// Table defintion.
myTable <-
{
	a = 3,
	b = 7,
	x = "example text",
	
	nestedTable =
	{
		z = "another string"
	}
}
// Adding non-string keys
a <- "0"
myTable[a] <- 11
myTable[["u", "v", "w"]] <- null

// Prints "3"
printl(myTable.a)

// Prints "11"
printl(myTable[a])
// Prints all the key-value pairs in the table.
foreach(key, value in myTable)
{
	printl(key + ": " + value)
}

// Prints the value of the key in the nested table.
printl(myTable.nestedTable.z)

Functions

Functions in Squirrel work similarly to their C counterparts. Second order functions are supported, so functions can be directly manipulated like other values, including it being possible to store them in variables and table slots. Default parameter values and variable numbers of parameters are also supported.

For more details, see the Squirrel API about functions.

Declaration and Definition

It is an idea to choose function names so that they begin with a capital letter.

// declares and (re)defines "Greet"
function Greet()
{
  printl("Hello!")
}

Greet() // prints "Hello!"
// declares and (re)defines "Greet"
Greet <- function()
{
  printl("Hello!")
}

Greet() // prints "Hello!"
// (re)defines "Greet"; exception if "Greet" not declared!
Greet = function()
{
  printl("Hello!")
}

Greet() // prints "Hello!"

Parameters

When a function is called, it can be made so that it can or must receive input values that determine the function's side effects and/or its return value.

  • Multiple parameters must be comma delimited: function Test( a , b , c , d=4, e=5) {...}
  • All parameters with no default value must be the first.
  • To avoid exceptions, it is often a good idea to check if a parameter is not null. The statements if (object != null) {...} and if (object) {...} are equivalent.
  • As parameters are not restricted to a type, the typeof function can be used to handle different types differently.
// normal parameter
function Greet(name)
{
  printl("Hello, " + name + "!")
}

Greet()       // exception
Greet("Gabe") // prints "Hello, Gabe!"
// parameter with default value
function Greet(name="Gordon")
{
  printl("Hello, " + name + "!")
}

Greet()       // prints "Hello, Gordon!"
Greet("Gabe") // prints "Hello, Gabe!"

Return Value

A function is ended with the optional return statement, where it is also possible to return a value. It can be imagined that this value will be inserted to where the function was called.

  • If a function ends without a return statement, it returns the value null.
function IsEven(n)
{
  if (n % 2 == 0)
    return true
  else
    return false
}
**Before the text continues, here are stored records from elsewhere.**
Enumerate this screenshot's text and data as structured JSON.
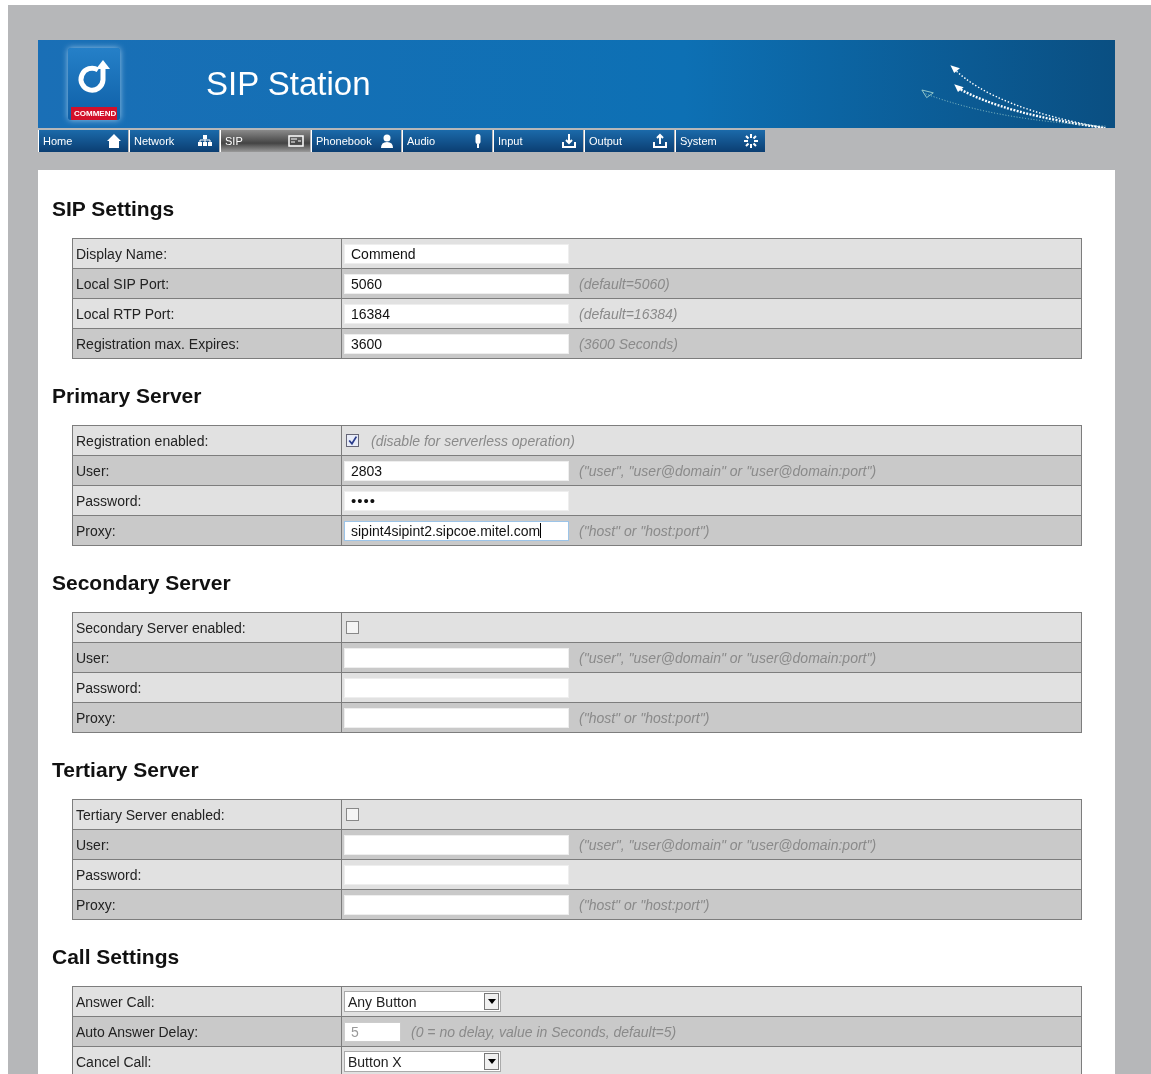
{
  "header": {
    "logo_text": "COMMEND",
    "title": "SIP Station"
  },
  "nav": [
    {
      "label": "Home",
      "selected": false
    },
    {
      "label": "Network",
      "selected": false
    },
    {
      "label": "SIP",
      "selected": true
    },
    {
      "label": "Phonebook",
      "selected": false
    },
    {
      "label": "Audio",
      "selected": false
    },
    {
      "label": "Input",
      "selected": false
    },
    {
      "label": "Output",
      "selected": false
    },
    {
      "label": "System",
      "selected": false
    }
  ],
  "sections": [
    {
      "title": "SIP Settings",
      "rows": [
        {
          "kind": "text",
          "label": "Display Name:",
          "value": "Commend"
        },
        {
          "kind": "text",
          "label": "Local SIP Port:",
          "value": "5060",
          "hint": "(default=5060)"
        },
        {
          "kind": "text",
          "label": "Local RTP Port:",
          "value": "16384",
          "hint": "(default=16384)"
        },
        {
          "kind": "text",
          "label": "Registration max. Expires:",
          "value": "3600",
          "hint": "(3600 Seconds)"
        }
      ]
    },
    {
      "title": "Primary Server",
      "rows": [
        {
          "kind": "checkbox",
          "label": "Registration enabled:",
          "checked": true,
          "hint": "(disable for serverless operation)"
        },
        {
          "kind": "text",
          "label": "User:",
          "value": "2803",
          "hint": "(\"user\", \"user@domain\" or \"user@domain:port\")"
        },
        {
          "kind": "password",
          "label": "Password:",
          "value": "••••"
        },
        {
          "kind": "text",
          "label": "Proxy:",
          "value": "sipint4sipint2.sipcoe.mitel.com",
          "hint": "(\"host\" or \"host:port\")",
          "focused": true
        }
      ]
    },
    {
      "title": "Secondary Server",
      "rows": [
        {
          "kind": "checkbox",
          "label": "Secondary Server enabled:",
          "checked": false
        },
        {
          "kind": "text",
          "label": "User:",
          "hint": "(\"user\", \"user@domain\" or \"user@domain:port\")"
        },
        {
          "kind": "password",
          "label": "Password:"
        },
        {
          "kind": "text",
          "label": "Proxy:",
          "hint": "(\"host\" or \"host:port\")"
        }
      ]
    },
    {
      "title": "Tertiary Server",
      "rows": [
        {
          "kind": "checkbox",
          "label": "Tertiary Server enabled:",
          "checked": false
        },
        {
          "kind": "text",
          "label": "User:",
          "hint": "(\"user\", \"user@domain\" or \"user@domain:port\")"
        },
        {
          "kind": "password",
          "label": "Password:"
        },
        {
          "kind": "text",
          "label": "Proxy:",
          "hint": "(\"host\" or \"host:port\")"
        }
      ]
    },
    {
      "title": "Call Settings",
      "rows": [
        {
          "kind": "select",
          "label": "Answer Call:",
          "value": "Any Button"
        },
        {
          "kind": "number",
          "label": "Auto Answer Delay:",
          "value": "5",
          "disabled": true,
          "hint": "(0 = no delay, value in Seconds, default=5)"
        },
        {
          "kind": "select",
          "label": "Cancel Call:",
          "value": "Button X"
        }
      ]
    }
  ]
}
if (IsEven(42)) // (42 % 2 == 0) == true
{
  printl("42 is even!")
}

Classes

The following is just an example of some basic class syntax. For details, see Squirrel API about classes.

class Weapon
{
	static prefix = "weapon_" // static variables are read-only!
	
	// For instance-individual variables it's best to declare them with anything and overwritte them on construction.
	name    = null
	primMax = null
	secMax  = null
	
	count = [0] // Containers and instances are not copied per instance, just the reference. count[0] is the same for all of instances.
	
	constructor(name0, prim, sec)
	{
		name    = prefix + name0
		primMax = prim
		secMax  = sec
		count[0]++
	}
	
	function GetAll()
	{
		local list = []
		local wep = null
		while ( wep = Entities.FindByClassname(wep, name) )
		{
			list.append(wep)
		}
		return list
	}
	
	// ... more useful functions ...
}

awp  <- Weapon("awp", 10, 30)
ak47 <- Weapon("ak47", 30, 90)
// can access class variables and class functions with awp.[...]

To do:  Get a better example.

Scripting

Please see VScript Fundamentals for more information.

With the Source VScript system, scripts are stored in the game\scripts\vscripts\ directory. Squirrel scripts use the .nut file extension, and the .nuc extension for ICE encrypted files.

Common to all Squirrel using games, scripts can be associated to a game entity as an entity script that is executed then the entity spawns, and has access to the script handle of its entity through the self variable. Specific games can also have other methosds of executing scripts.

Script files can also be executed from the Developer Console using the script_execute command. Lines of code can even be executed in-line with the script command.

See Also

External links